= Requirement =
The reply has to be a number alone, equal to how many lines in the entries below hold the string "help".

= Data =
==============================

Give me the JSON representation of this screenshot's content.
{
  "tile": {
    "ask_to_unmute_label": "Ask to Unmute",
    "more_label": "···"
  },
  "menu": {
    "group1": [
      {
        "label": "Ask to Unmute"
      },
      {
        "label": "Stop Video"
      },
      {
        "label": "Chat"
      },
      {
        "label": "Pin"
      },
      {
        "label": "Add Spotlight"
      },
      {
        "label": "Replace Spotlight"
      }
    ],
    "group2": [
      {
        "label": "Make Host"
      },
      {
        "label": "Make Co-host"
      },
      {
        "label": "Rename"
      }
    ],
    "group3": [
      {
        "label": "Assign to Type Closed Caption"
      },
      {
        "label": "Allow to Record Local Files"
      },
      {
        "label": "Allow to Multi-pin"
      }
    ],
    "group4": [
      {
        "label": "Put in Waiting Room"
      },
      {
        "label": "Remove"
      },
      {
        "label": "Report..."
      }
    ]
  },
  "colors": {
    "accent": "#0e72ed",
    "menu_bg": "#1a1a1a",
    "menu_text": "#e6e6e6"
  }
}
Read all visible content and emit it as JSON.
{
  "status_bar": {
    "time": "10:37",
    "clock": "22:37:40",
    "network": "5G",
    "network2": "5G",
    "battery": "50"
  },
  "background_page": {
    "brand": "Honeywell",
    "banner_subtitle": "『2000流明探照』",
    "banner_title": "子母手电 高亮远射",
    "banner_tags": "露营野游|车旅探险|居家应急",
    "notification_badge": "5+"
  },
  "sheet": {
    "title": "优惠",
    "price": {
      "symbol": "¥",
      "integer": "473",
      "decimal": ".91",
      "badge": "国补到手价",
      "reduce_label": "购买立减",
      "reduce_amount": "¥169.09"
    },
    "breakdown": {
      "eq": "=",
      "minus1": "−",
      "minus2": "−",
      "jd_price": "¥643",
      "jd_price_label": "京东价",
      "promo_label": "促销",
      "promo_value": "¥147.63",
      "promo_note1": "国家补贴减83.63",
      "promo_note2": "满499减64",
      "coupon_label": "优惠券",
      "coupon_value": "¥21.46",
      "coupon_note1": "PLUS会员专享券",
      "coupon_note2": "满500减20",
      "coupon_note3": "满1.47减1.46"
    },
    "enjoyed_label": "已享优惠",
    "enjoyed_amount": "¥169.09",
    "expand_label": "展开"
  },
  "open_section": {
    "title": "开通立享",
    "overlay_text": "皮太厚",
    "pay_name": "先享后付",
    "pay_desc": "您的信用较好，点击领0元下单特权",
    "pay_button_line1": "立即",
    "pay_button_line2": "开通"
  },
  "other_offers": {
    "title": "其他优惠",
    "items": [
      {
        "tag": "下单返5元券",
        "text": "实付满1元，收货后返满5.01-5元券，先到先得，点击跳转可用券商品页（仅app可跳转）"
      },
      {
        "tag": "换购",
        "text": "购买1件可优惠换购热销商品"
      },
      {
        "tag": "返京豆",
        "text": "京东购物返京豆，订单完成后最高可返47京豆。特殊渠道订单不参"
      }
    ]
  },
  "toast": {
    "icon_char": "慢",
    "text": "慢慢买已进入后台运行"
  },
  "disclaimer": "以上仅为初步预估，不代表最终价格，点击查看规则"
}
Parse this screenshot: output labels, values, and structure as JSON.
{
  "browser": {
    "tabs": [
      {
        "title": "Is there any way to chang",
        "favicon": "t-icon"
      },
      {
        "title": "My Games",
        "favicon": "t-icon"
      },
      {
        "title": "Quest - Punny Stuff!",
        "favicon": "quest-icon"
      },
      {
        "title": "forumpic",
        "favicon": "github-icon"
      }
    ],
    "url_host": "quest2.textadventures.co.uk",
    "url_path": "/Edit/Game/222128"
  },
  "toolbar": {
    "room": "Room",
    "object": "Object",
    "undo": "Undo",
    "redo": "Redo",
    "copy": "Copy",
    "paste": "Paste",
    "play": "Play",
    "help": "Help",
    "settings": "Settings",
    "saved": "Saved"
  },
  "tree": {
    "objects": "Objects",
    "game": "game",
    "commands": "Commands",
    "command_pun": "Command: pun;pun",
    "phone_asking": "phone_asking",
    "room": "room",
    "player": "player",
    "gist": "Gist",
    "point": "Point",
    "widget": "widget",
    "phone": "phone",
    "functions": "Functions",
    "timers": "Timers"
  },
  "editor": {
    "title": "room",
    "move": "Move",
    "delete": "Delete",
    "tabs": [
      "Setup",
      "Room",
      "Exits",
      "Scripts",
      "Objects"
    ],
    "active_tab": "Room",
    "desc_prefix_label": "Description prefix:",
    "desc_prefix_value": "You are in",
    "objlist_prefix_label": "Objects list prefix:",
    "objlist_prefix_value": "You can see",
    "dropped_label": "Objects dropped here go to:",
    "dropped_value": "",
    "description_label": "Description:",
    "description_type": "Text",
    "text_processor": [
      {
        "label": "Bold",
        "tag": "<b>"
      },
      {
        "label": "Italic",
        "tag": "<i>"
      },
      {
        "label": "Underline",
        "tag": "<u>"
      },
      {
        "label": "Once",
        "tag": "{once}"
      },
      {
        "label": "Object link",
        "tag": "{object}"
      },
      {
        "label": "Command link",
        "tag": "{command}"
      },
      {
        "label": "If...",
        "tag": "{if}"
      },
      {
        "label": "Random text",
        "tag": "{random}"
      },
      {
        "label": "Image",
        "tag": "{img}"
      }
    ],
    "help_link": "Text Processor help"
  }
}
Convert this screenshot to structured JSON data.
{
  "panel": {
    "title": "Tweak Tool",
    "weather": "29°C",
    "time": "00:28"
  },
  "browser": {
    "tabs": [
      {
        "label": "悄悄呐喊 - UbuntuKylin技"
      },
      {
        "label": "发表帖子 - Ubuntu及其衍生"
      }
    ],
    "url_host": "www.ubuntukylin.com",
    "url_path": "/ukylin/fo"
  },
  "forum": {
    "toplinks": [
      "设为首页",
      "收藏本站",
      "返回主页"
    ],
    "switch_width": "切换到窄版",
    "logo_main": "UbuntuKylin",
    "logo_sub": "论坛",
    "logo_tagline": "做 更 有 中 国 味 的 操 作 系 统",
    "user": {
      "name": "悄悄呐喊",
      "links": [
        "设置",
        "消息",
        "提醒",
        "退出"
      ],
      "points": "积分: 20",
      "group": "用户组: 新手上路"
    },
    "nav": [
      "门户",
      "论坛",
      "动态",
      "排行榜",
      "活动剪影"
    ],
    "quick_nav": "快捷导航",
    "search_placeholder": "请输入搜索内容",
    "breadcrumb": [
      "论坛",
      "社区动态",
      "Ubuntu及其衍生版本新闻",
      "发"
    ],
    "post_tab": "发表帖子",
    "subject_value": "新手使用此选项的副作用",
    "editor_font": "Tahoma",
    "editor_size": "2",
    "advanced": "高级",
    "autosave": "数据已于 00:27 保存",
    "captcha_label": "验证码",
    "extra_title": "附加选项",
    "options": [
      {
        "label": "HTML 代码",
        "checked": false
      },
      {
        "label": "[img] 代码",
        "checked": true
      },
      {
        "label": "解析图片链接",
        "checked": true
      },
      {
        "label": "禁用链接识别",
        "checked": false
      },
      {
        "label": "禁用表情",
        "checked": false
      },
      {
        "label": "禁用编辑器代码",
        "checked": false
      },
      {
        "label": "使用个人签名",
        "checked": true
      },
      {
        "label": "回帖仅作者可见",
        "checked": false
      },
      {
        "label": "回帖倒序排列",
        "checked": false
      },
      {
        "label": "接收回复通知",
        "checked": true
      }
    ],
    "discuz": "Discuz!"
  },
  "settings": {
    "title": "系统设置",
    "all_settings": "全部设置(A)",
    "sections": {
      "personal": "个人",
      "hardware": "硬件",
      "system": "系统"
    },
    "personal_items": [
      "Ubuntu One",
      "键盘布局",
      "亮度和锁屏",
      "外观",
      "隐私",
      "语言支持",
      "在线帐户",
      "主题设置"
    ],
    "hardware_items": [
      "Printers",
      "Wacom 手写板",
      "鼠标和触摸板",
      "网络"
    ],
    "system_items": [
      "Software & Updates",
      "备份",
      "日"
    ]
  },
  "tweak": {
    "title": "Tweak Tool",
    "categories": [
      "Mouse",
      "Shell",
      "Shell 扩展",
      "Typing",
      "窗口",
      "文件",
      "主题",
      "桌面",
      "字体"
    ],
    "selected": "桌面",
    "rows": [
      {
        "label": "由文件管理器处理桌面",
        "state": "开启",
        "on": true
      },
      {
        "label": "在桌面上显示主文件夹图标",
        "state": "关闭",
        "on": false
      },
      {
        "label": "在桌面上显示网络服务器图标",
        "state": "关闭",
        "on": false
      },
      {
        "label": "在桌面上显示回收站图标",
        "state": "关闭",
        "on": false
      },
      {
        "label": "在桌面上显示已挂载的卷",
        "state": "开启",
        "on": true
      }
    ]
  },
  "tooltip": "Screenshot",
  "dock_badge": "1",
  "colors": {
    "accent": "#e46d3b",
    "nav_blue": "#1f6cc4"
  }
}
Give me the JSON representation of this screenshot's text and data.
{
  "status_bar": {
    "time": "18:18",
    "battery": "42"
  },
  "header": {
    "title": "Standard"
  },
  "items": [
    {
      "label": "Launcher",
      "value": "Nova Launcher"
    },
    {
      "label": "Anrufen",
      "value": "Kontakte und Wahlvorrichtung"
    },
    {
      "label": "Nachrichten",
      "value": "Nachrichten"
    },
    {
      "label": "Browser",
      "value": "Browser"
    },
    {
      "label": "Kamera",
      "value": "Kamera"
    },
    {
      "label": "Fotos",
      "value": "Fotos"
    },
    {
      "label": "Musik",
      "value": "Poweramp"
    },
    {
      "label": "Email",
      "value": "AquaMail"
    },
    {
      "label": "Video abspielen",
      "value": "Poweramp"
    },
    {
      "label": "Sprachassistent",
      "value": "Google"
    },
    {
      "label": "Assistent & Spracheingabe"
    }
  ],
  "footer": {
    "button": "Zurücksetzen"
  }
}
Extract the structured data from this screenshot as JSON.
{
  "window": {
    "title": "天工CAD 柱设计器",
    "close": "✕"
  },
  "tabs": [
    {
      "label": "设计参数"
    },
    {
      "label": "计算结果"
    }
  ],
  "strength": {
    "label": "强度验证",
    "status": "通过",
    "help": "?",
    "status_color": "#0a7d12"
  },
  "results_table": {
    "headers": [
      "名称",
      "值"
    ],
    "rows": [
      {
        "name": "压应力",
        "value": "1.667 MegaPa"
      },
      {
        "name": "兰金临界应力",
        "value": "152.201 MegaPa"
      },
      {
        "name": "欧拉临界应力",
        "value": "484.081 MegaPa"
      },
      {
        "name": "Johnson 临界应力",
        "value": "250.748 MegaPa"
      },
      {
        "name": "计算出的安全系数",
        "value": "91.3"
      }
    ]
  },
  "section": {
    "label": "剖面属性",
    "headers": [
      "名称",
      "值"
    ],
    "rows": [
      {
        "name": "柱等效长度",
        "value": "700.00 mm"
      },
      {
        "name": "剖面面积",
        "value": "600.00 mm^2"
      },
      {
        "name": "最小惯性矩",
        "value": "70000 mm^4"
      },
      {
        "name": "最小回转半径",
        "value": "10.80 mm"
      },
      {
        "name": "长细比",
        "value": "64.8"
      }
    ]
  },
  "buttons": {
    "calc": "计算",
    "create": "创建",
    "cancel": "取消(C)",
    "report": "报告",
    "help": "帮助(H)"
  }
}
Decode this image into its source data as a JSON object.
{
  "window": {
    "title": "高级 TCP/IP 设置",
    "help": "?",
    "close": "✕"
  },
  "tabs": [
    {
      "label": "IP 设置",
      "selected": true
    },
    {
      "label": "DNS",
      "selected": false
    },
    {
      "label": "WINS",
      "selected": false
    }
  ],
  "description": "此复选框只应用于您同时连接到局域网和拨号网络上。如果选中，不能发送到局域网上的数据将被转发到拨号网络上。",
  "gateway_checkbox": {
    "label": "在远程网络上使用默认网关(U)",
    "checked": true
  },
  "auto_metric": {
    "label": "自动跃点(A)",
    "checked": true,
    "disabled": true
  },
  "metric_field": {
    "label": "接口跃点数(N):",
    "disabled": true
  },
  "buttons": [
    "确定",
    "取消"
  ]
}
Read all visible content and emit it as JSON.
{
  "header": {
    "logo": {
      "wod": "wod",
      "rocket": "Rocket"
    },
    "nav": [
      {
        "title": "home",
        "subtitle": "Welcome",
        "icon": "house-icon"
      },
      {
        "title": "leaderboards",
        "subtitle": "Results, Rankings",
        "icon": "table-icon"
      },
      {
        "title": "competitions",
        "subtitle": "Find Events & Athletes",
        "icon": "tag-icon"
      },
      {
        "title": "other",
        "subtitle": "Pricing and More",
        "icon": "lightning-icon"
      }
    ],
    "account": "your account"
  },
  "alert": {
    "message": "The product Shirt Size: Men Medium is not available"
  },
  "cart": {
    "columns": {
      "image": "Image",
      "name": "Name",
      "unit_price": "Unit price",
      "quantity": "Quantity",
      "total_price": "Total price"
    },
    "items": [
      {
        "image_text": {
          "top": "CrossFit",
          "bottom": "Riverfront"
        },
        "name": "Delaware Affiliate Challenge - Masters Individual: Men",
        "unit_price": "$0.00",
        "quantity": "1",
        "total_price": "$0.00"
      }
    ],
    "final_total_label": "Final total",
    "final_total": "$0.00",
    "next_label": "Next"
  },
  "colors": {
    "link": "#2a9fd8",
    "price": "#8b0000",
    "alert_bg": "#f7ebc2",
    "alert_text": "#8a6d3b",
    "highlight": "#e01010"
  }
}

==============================

= Solved problem =
5